read more of "Trendy: Finger on the Pulse of Guate’s Social Media Buzz"
If you’ve been in Guatemala for more than a couple of days, you’ve probably realised it’s an exciting time to be in the Land of the Mayas. While trying to survive the week long Quetzalteca-binge to celebrate Guatemalan Independence you might have caught that there is a tectonic shift happening in Guatemalan politics. As XelaWho’s hard-hitting journalists reported last month, ex-President Otto Perez Molina and his second-in-command Roxana Baldetti were brought down in the biggest corruption scandal in recent Guatemalan history, leaving a void open for a new political class in Guatemala.
The nation-wide protests against Molina under the banner #YoNoTengoPresidente (I don’t have a president) stirred 100,000s of Guatemalans to take to the streets and social media. This momentum has carried over into the recent elections in which several Underdogs fought against the odds (and cashed-up opponents) to be elected.
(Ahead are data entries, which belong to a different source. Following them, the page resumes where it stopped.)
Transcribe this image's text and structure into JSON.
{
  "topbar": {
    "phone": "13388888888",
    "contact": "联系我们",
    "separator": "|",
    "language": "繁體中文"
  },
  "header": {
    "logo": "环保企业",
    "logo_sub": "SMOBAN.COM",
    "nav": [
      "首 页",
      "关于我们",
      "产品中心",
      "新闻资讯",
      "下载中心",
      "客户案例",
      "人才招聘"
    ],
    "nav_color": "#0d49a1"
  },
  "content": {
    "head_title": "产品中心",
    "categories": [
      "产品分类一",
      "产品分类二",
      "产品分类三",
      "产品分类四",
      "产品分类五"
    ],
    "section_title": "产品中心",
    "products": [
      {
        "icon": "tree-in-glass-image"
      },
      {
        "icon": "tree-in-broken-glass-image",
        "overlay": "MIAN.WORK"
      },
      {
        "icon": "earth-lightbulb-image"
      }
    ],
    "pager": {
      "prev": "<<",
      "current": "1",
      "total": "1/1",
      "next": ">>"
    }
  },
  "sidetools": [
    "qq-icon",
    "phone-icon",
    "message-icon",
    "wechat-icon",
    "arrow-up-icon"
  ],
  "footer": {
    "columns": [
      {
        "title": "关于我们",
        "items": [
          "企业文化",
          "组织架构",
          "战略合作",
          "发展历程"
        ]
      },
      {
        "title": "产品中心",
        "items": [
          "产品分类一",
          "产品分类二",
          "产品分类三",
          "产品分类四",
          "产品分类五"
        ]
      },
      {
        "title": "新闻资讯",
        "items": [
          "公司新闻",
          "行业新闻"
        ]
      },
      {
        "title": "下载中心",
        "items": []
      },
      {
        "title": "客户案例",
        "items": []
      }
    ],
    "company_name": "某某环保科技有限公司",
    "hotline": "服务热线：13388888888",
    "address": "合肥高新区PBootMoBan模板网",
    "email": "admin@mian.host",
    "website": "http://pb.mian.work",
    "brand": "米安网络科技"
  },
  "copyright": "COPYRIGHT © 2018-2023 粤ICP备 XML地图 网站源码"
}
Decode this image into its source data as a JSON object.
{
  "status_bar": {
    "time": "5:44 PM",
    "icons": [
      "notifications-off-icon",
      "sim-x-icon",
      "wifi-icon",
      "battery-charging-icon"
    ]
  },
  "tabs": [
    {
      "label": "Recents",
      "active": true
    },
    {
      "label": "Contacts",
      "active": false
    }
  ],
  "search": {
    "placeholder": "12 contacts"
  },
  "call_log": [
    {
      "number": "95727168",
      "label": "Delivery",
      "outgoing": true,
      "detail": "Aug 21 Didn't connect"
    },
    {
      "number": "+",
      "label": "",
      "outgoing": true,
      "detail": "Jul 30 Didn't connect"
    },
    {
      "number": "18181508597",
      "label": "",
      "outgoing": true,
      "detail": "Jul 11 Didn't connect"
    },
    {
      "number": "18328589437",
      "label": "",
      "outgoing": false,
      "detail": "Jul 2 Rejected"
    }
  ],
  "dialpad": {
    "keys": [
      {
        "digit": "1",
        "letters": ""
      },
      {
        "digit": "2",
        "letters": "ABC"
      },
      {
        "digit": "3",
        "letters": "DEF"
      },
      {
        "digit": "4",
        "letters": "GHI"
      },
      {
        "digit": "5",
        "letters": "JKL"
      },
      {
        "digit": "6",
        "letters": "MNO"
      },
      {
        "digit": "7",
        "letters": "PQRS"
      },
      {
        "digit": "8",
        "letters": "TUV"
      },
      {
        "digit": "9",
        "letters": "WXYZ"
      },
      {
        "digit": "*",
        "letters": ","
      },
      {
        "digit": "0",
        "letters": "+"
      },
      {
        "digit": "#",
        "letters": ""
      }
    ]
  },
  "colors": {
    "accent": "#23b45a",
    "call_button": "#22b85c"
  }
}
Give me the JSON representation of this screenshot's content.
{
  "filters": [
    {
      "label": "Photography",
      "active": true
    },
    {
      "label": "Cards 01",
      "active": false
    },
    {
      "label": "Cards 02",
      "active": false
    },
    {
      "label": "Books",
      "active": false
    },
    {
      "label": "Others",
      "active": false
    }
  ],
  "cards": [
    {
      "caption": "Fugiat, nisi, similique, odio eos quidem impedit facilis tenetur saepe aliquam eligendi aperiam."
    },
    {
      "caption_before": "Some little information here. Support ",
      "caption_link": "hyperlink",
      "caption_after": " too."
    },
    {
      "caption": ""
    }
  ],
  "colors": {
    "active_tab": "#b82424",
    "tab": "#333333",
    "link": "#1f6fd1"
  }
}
In the lead up to the presidential election, Manuel Baldizon – lawyer and well-documented corrupt strongman – bragged about being unbeatable but was taken down by Jimmy Morales, a former comedian who has donned blackface to get a laugh (photos on p29). By spending an incredible 54 million Quetzales ($7 million US), Baldizon and his party Lider blew past the spending cap imposed on political parties in the election to spend almost as much as all the other parties combined. Much of the cash was spent on buying votes by giving away free laminas (plastic roofing), chickens and mattresses in exchange for votes. Baldizon even went so far as to create a fake mirror website of Guatemala’s largest newspaper, Prensalibre, under a slightly different web address to pedal his propaganda against the other candidates.
read more of "Guatemala’s Political Underdogs Hit the Big Time!"
P o p p i n g
Rising from the ashes
It was hard to see anything positive coming out of the tragic fire that consumed 11 businesses in the Centro Historíco in June, causing millions in damage, leaving five people hospitalized with serious burns. But Xela is always one to surprise with its indefatigable community spirit: after the fire, local group Sacándole Brillo a Xela (SBX) commenced the beautifully named “Operación Fenix” (Operation Phoenix), during which they succeeded in fundraising a whopping Q60,000 from generous local residents, which they donated to the victims of the fire and to the Oficina del Centro Histórico to help with reconstruction efforts. The operation finished last month 60 posters that were distributed throughout the Centro Histórico advising local businesses how to prevent fires. Let´s hope they work.
read more of "Stuff"